Positron Emission Tomography (PET)
What is PET?
- Positron Emission Tomography (PET) is an advanced imaging technique that produces images of the body’s biological functions.
- Unlike X-rays, CTs (computed tomography), ultrasounds and MRIs (magnetic resonance imaging), PET does not show body structure (anatomy). Instead, it reveals the chemical function (metabolism) of an organ or tissue.
Why is it used?
- PET is used to diagnose and guide the treatment of a number of diseases including cancer, coronary heart disease, neurological disorders and seizure disorders.
- Specifically, PET is a valuable tool for the early detection and diagnosis of lung, breast, melanoma, lymphoma, colorectal, head and neck, ovarian, pancreatic and esophageal cancer.
- It is also used for staging and restaging.
- PET may reduce the need for further testing and diagnostic surgeries.
How is a PET scan planned and delivered?
- A PET scan is painless and can be performed in just a few hours as an outpatient procedure. The time required varies depending on what type of scan is being performed, but in most cases, a torso scan from eyes to mid-thigh takes about 2 hours. Some exams, such as brain or heart procedures, take as little as 60 minutes to complete.
- When a patient arrives for a PET scan, he or she will be registered by office personnel and taken
- to the PET area where a technologist will ask a series of medical history questions.
- A small blood sample is taken from the patient’s fingertip to check his or her blood-sugar or glucose level.
- The patient is then injected with a small amount of radioactive glucose through an intravenous (IV) line.
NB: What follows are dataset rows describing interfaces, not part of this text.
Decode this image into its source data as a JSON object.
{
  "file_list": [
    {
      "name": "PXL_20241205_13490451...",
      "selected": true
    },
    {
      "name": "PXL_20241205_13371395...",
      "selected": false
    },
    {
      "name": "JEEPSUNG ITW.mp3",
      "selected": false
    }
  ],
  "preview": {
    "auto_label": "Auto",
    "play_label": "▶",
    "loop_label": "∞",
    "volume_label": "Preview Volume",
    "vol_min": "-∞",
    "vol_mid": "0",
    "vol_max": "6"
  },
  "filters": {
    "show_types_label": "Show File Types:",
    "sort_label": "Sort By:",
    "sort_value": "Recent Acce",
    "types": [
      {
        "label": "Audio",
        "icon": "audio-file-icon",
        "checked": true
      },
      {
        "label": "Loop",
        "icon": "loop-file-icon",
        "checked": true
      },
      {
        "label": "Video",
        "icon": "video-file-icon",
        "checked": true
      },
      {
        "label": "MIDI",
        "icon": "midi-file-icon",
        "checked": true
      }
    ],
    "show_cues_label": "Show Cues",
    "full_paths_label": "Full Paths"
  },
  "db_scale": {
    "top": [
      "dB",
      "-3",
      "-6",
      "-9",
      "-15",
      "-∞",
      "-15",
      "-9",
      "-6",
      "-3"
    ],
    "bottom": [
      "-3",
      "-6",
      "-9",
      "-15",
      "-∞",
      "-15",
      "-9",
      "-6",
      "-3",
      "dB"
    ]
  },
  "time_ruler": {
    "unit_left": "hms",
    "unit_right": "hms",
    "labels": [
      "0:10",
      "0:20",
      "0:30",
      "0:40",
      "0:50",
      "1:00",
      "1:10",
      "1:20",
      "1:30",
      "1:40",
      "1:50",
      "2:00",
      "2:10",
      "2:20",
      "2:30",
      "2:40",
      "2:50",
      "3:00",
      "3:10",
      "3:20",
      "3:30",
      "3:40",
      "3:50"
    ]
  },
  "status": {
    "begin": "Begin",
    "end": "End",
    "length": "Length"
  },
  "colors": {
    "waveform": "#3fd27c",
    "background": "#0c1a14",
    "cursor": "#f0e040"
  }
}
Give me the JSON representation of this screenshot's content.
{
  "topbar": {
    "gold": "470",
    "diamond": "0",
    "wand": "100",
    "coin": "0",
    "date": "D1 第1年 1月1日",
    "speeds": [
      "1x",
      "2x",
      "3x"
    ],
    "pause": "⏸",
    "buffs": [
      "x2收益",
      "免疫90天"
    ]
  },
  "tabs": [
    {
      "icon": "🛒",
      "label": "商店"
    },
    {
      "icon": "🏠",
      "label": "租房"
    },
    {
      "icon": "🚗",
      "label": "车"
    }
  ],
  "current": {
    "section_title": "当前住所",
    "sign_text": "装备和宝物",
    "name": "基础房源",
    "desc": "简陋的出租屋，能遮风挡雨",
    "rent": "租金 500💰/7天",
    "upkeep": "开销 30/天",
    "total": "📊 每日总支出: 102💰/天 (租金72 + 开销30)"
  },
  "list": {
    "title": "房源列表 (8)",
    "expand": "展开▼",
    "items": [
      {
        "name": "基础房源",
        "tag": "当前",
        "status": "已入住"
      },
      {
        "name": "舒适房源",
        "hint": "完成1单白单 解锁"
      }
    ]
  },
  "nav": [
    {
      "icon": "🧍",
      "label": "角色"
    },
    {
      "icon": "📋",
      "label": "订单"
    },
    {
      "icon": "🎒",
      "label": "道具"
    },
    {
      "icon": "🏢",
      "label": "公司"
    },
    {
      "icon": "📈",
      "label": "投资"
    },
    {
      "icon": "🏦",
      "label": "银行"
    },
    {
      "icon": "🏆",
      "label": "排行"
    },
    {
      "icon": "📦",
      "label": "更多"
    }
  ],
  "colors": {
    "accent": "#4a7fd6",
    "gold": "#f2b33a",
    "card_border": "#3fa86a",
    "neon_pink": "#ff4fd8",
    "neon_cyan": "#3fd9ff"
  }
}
This substance is called a “tracer” and will be distributed throughout the patient’s body. It is safe, effective and has no side effects. It will be metabolized by the patient’s kidneys and excreted through the bladder.
- After injection, the patient relaxes and remains relatively still for about an hour.
- For the scan, the patient lies on a “scanning bed” that moves slowly through the PET scanner while the machine detects the injected tracer. When the imaging procedure is complete, the scanner sends the resulting information to a computer that generates several images which are reviewed by a specially-trained physician. A report and picture detailing the findings are provided to the patient’s physician, usually within a day.